Beyond this, there are other key differences between close control and comfort cooling systems:
Close control systems are designed to handle high density heat loads - they move significantly larger volumes of air compared to comfort cooling systems.
Close control systems provide control of relative humidity - data centres have very specific relative humidity requirements. Too high and condensation and corrosion can occur, too low results in an increase in static electricity. Close control systems are designed to provide an accurate ratio of cooling, humidification and dehumidification to meet these needs, whereas comfort cooling systems generally offer no control over relative humidity.
Close control systems offer greater filtration - equipment housed in data centres is highly sensitive to dust and other particulates. As such, close control systems use much higher grade filters than their comfort cooling counterparts.
Close control systems are designed for continual operation - as cooling is a constant requirement in mission critical environments, they’re capable of running 24/7 year round, unlike comfort systems which are designed for limited daily use in the summer months.
Close control systems are designed to handle high density heat loads. They have a higher sensible heat ratio, and are used on a constant basis for close control of temperature and relative humidity.
Comfort air conditioning is designed for both sensible and latent cooling at low density heat loads. It is made for intermittent use to create comfortable conditions for people.

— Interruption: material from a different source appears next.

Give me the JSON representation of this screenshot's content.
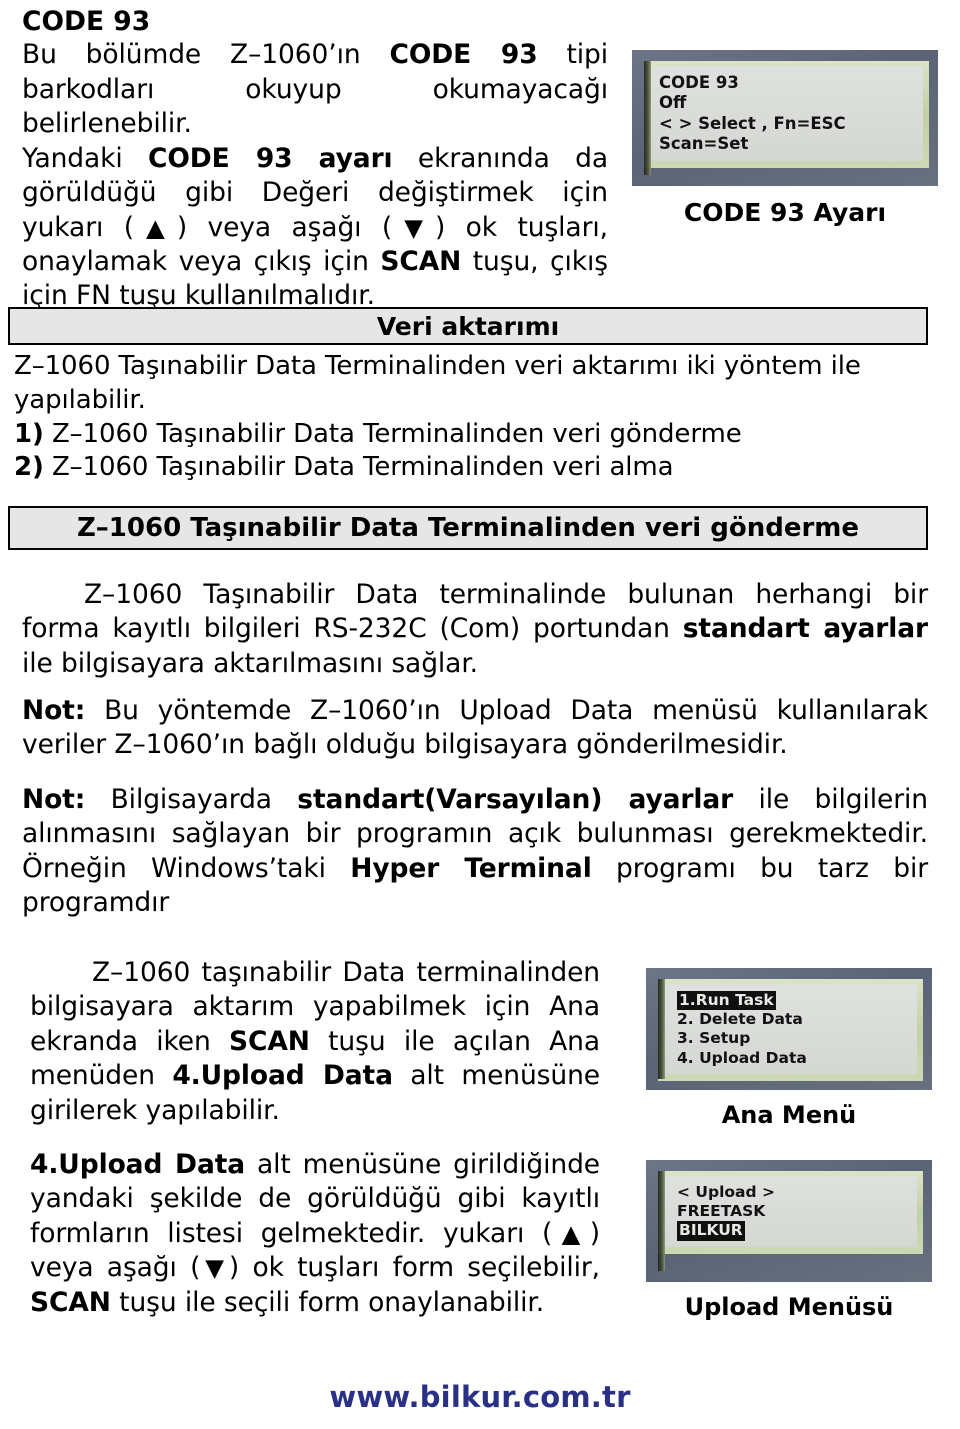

If you’re looking for more advice on close control cooling solutions, we’re happy to help. We have years of experience in the design, installation and maintenance of systems for close control applications.